Problem: In the records that come next, find every line with "JSON". Return those lines.

Entries provided:
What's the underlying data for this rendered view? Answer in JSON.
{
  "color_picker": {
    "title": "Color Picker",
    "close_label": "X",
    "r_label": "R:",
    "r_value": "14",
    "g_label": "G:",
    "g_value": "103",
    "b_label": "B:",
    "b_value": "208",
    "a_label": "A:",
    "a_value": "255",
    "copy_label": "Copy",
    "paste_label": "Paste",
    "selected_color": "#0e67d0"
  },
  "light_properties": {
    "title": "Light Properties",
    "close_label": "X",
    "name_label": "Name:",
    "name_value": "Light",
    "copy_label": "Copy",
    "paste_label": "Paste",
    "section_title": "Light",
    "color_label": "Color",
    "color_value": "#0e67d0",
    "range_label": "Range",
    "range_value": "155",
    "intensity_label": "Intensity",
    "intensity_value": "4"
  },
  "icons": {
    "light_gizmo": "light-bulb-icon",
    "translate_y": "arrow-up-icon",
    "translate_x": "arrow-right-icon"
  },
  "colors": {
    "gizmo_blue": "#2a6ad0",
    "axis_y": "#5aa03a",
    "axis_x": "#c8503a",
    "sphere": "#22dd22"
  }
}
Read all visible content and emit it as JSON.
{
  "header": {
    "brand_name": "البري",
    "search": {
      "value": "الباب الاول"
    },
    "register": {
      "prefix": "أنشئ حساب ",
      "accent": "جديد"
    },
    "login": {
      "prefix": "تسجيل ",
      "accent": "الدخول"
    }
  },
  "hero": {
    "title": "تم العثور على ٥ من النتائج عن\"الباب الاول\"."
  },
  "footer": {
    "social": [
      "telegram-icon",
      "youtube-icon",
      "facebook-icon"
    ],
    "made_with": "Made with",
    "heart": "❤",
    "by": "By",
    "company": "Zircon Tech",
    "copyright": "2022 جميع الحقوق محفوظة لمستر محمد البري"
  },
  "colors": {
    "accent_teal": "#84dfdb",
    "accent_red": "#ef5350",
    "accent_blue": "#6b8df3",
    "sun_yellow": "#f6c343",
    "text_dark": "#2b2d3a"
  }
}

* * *

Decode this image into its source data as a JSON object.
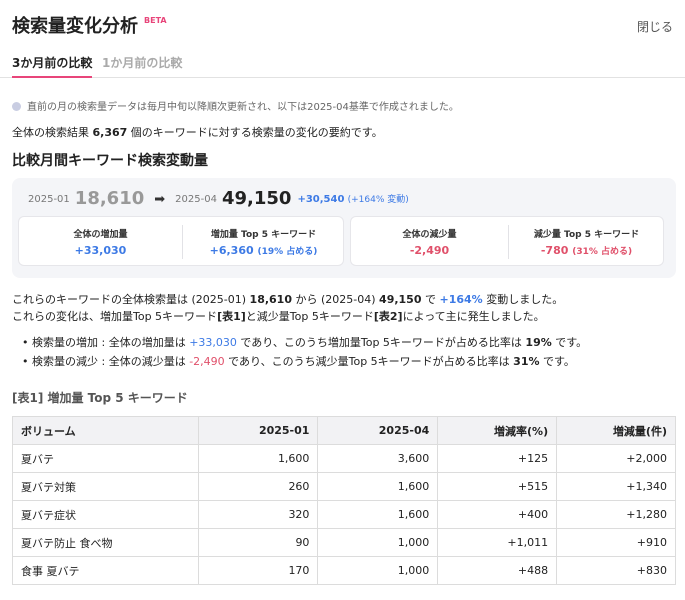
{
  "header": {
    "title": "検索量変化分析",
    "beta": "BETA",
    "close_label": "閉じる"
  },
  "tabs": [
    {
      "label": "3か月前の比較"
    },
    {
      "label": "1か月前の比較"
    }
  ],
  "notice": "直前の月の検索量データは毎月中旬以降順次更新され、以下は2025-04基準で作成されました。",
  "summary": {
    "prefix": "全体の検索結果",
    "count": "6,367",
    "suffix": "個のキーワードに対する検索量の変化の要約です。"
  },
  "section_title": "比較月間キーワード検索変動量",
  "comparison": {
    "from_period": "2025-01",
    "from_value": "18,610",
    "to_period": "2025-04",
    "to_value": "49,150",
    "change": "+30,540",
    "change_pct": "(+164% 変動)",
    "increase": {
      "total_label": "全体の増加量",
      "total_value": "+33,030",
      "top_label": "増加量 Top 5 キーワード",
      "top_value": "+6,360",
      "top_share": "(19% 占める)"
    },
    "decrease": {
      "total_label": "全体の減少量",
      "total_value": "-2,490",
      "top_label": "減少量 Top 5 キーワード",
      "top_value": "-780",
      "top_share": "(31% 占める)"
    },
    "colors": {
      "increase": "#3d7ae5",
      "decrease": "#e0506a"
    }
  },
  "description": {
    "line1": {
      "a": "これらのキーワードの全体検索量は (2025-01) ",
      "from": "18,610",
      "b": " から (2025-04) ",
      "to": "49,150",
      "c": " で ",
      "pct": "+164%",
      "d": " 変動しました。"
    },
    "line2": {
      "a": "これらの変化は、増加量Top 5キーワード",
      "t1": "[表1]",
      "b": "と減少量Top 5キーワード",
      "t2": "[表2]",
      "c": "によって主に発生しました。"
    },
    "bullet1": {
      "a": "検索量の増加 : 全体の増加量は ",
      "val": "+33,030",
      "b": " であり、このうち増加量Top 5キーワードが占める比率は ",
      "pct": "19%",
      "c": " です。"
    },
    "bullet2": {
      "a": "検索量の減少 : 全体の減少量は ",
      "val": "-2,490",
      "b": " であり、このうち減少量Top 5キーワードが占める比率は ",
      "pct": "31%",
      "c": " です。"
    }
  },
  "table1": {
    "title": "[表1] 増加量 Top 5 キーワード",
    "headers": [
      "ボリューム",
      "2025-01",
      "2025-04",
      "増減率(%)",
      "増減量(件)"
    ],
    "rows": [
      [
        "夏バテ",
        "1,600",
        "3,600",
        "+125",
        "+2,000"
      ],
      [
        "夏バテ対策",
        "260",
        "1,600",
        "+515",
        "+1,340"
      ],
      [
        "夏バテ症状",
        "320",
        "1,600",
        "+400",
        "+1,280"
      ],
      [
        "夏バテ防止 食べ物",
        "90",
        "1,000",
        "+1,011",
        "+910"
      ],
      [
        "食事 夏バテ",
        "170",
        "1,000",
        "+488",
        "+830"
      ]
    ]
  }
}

Solution:
What's the underlying data for this rendered view? Answer in JSON.
Read all visible content and emit it as JSON.
Decode this image into its source data as a JSON object.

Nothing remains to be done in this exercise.